Task requirements: Scan the entries below for the word "временной". Copy out every line in which it occurs.

*** Block opens ***

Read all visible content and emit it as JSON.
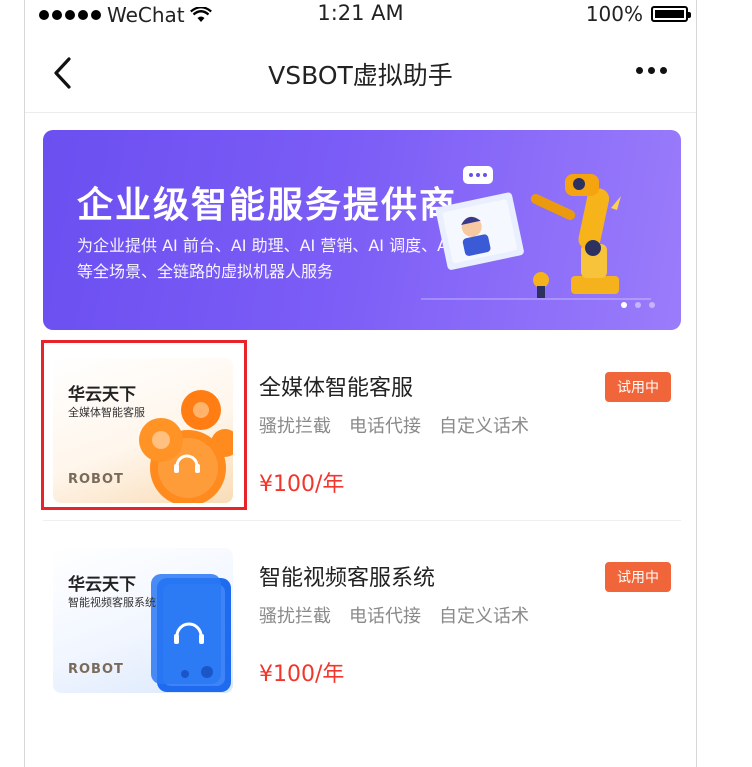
{
  "status_bar": {
    "carrier": "WeChat",
    "time": "1:21 AM",
    "battery": "100%"
  },
  "nav": {
    "title": "VSBOT虚拟助手",
    "back_icon": "chevron-left-icon",
    "more_icon": "more-dots-icon"
  },
  "banner": {
    "title": "企业级智能服务提供商",
    "subtitle": "为企业提供 AI 前台、AI 助理、AI 营销、AI 调度、AI 培训等全场景、全链路的虚拟机器人服务",
    "slides_count": 3,
    "active_slide": 1
  },
  "products": [
    {
      "thumb_brand": "华云天下",
      "thumb_subtitle": "全媒体智能客服",
      "thumb_robot": "ROBOT",
      "title": "全媒体智能客服",
      "tags": [
        "骚扰拦截",
        "电话代接",
        "自定义话术"
      ],
      "price": "¥100/年",
      "badge": "试用中",
      "highlighted": true
    },
    {
      "thumb_brand": "华云天下",
      "thumb_subtitle": "智能视频客服系统",
      "thumb_robot": "ROBOT",
      "title": "智能视频客服系统",
      "tags": [
        "骚扰拦截",
        "电话代接",
        "自定义话术"
      ],
      "price": "¥100/年",
      "badge": "试用中",
      "highlighted": false
    }
  ],
  "colors": {
    "banner_start": "#6b4ff0",
    "price": "#f2362c",
    "badge": "#f0663a",
    "highlight": "#e8242a"
  }
}
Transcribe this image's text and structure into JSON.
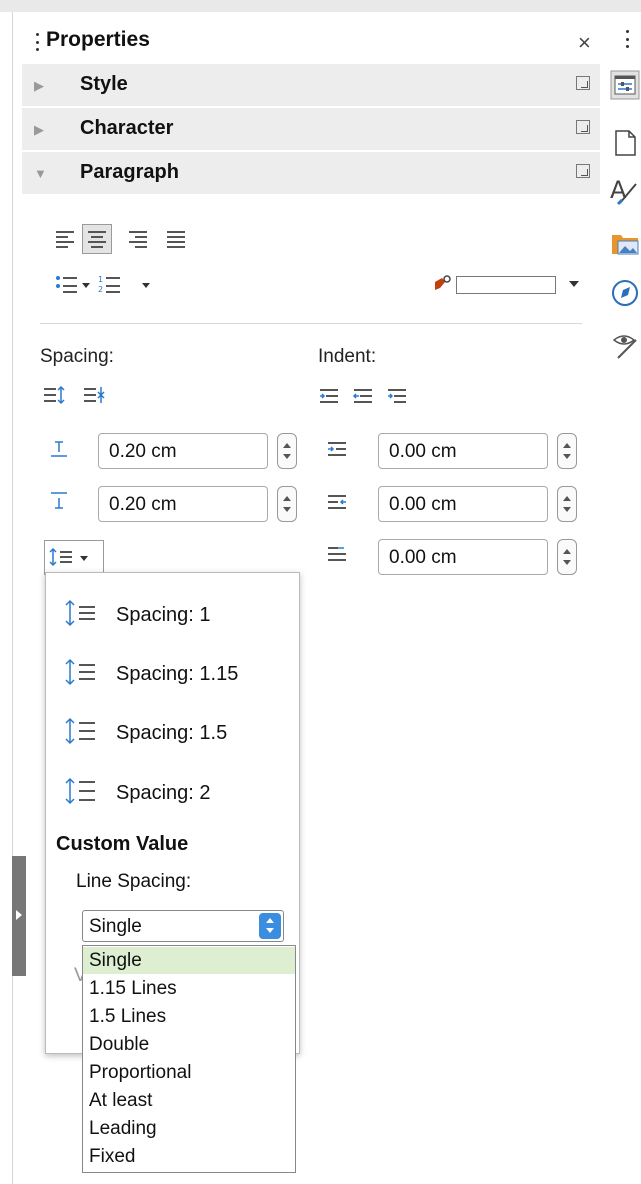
{
  "panel": {
    "title": "Properties",
    "close_glyph": "×",
    "sections": [
      {
        "label": "Style",
        "expanded": false
      },
      {
        "label": "Character",
        "expanded": false
      },
      {
        "label": "Paragraph",
        "expanded": true
      }
    ]
  },
  "paragraph": {
    "alignment_selected": "center",
    "spacing_label": "Spacing:",
    "indent_label": "Indent:",
    "above_spacing": "0.20 cm",
    "below_spacing": "0.20 cm",
    "indent_before": "0.00 cm",
    "indent_after": "0.00 cm",
    "first_line_indent": "0.00 cm"
  },
  "line_spacing_popup": {
    "presets": [
      "Spacing: 1",
      "Spacing: 1.15",
      "Spacing: 1.5",
      "Spacing: 2"
    ],
    "custom_value_label": "Custom Value",
    "line_spacing_label": "Line Spacing:",
    "selected": "Single",
    "partial_value_label": "V",
    "options": [
      "Single",
      "1.15 Lines",
      "1.5 Lines",
      "Double",
      "Proportional",
      "At least",
      "Leading",
      "Fixed"
    ]
  },
  "sidebar_tabs": [
    "properties-icon",
    "page-icon",
    "styles-icon",
    "gallery-icon",
    "navigator-icon",
    "accessibility-icon"
  ],
  "colors": {
    "selected_option": "#ddefd0",
    "combo_button": "#3b8de0",
    "gallery_folder": "#e8962a",
    "navigator": "#2a6fb8"
  }
}
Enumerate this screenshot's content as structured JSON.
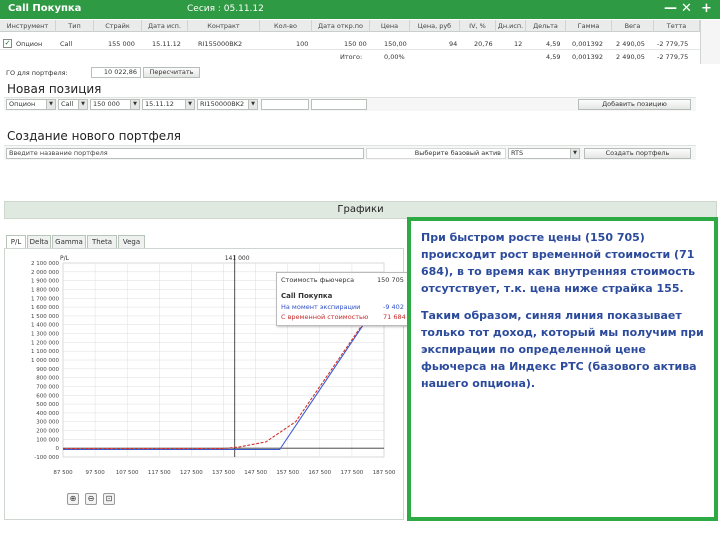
{
  "titlebar": {
    "title": "Call Покупка",
    "session": "Сесия : 05.11.12",
    "controls": [
      "—",
      "✕",
      "+"
    ]
  },
  "position_table": {
    "headers": [
      "Инструмент",
      "Тип",
      "Страйк",
      "Дата исп.",
      "Контракт",
      "Кол-во",
      "Дата откр.по",
      "Цена",
      "Цена, руб",
      "IV, %",
      "Дн.исп.",
      "Дельта",
      "Гамма",
      "Вега",
      "Тетта"
    ],
    "row": {
      "checked": true,
      "instrument": "Опцион",
      "type": "Call",
      "strike": "155 000",
      "expiry": "15.11.12",
      "contract": "RI155000BK2",
      "qty": "100",
      "open_price": "150 00",
      "price": "150,00",
      "price_rub": "94",
      "iv": "20,76",
      "days": "12",
      "delta": "4,59",
      "gamma": "0,001392",
      "vega": "2 490,05",
      "theta": "-2 779,75"
    },
    "totals": {
      "label": "Итого:",
      "value": "0,00%",
      "delta": "4,59",
      "gamma": "0,001392",
      "vega": "2 490,05",
      "theta": "-2 779,75"
    }
  },
  "go": {
    "label": "ГО для портфеля:",
    "value": "10 022,86",
    "recalc_button": "Пересчитать"
  },
  "new_position": {
    "title": "Новая позиция",
    "type_select": "Опцион",
    "kind_select": "Call",
    "strike_select": "150 000",
    "expiry_select": "15.11.12",
    "contract_select": "RI150000BK2",
    "add_button": "Добавить позицию"
  },
  "new_portfolio": {
    "title": "Создание нового портфеля",
    "name_placeholder": "Введите название портфеля",
    "base_label": "Выберите базовый актив",
    "base_select": "RTS",
    "create_button": "Создать портфель"
  },
  "charts": {
    "title": "Графики",
    "tabs": [
      "P/L",
      "Delta",
      "Gamma",
      "Theta",
      "Vega"
    ],
    "active_tab": "P/L",
    "series_label": "P/L",
    "vline_label": "141 000",
    "tooltip": {
      "line1_label": "Стоимость фьючерса",
      "line1_value": "150 705",
      "title": "Call Покупка",
      "line2_label": "На момент экспирации",
      "line2_value": "-9 402",
      "line3_label": "С временной стоимостью",
      "line3_value": "71 684"
    },
    "zoom_buttons": [
      "zoom-in",
      "zoom-out",
      "zoom-reset"
    ]
  },
  "chart_data": {
    "type": "line",
    "y_ticks": [
      "2 100 000",
      "2 000 000",
      "1 900 000",
      "1 800 000",
      "1 700 000",
      "1 600 000",
      "1 500 000",
      "1 400 000",
      "1 300 000",
      "1 200 000",
      "1 100 000",
      "1 000 000",
      "900 000",
      "800 000",
      "700 000",
      "600 000",
      "500 000",
      "400 000",
      "300 000",
      "200 000",
      "100 000",
      "0",
      "-100 000"
    ],
    "x_ticks": [
      "87 500",
      "97 500",
      "107 500",
      "117 500",
      "127 500",
      "137 500",
      "147 500",
      "157 500",
      "167 500",
      "177 500",
      "187 500"
    ],
    "ylim": [
      -100000,
      2100000
    ],
    "xlim": [
      87500,
      187500
    ],
    "grid": true,
    "series": [
      {
        "name": "На момент экспирации",
        "color": "#3b5bd6",
        "x": [
          87500,
          147500,
          155000,
          187500
        ],
        "y": [
          -15000,
          -15000,
          -15000,
          1750000
        ]
      },
      {
        "name": "С временной стоимостью",
        "color": "#d0342c",
        "x": [
          87500,
          137500,
          142500,
          150705,
          160000,
          187500
        ],
        "y": [
          -5000,
          -5000,
          15000,
          71684,
          300000,
          1760000
        ]
      }
    ]
  },
  "info_text": {
    "p1": "При быстром росте цены (150 705) происходит рост временной стоимости (71 684), в то время как внутренняя стоимость отсутствует, т.к. цена ниже страйка 155.",
    "p2": "Таким образом, синяя линия показывает только тот доход, который мы получим при экспирации по определенной цене фьючерса на Индекс РТС (базового актива нашего опциона)."
  }
}
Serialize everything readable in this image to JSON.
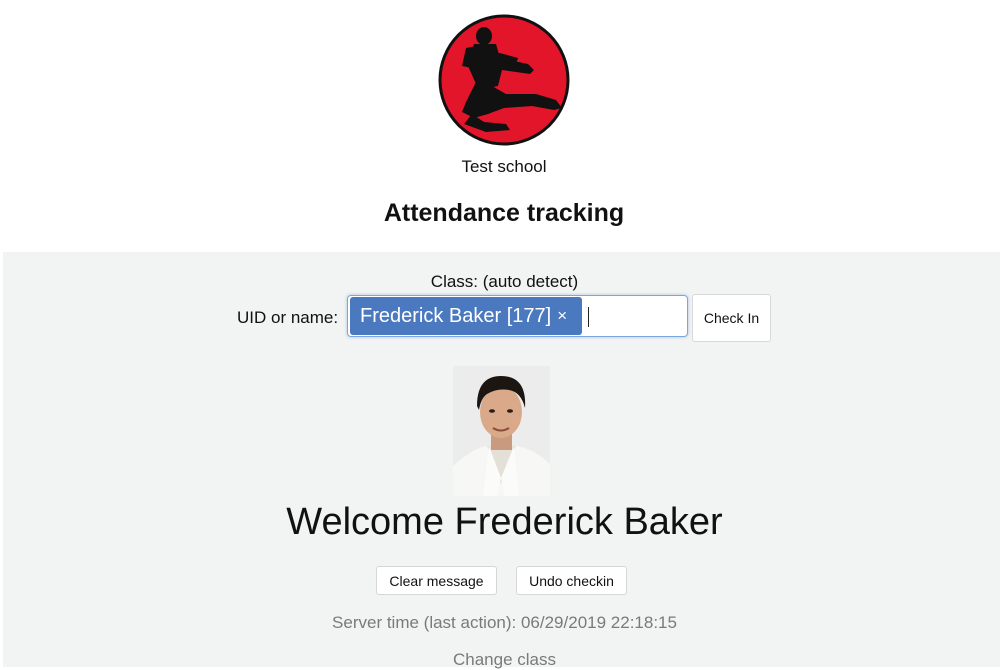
{
  "header": {
    "logo_icon": "karate-flying-kick-logo",
    "logo_color": "#e3152b",
    "school_name": "Test school",
    "page_title": "Attendance tracking"
  },
  "checkin": {
    "class_line": "Class: (auto detect)",
    "uid_label": "UID or name:",
    "selected_token": "Frederick Baker [177]",
    "token_remove": "×",
    "token_color": "#4b79bf",
    "checkin_label": "Check In"
  },
  "result": {
    "photo_icon": "student-photo",
    "welcome": "Welcome Frederick Baker",
    "clear_label": "Clear message",
    "undo_label": "Undo checkin",
    "server_time": "Server time (last action): 06/29/2019 22:18:15",
    "change_class": "Change class"
  }
}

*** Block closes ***

Solution to this task:
      "line3_label": "С временной стоимостью",
        "name": "С временной стоимостью",
    "p1": "При быстром росте цены (150 705) происходит рост временной стоимости (71 684), в то время как внутренняя стоимость отсутствует, т.к. цена ниже страйка 155.",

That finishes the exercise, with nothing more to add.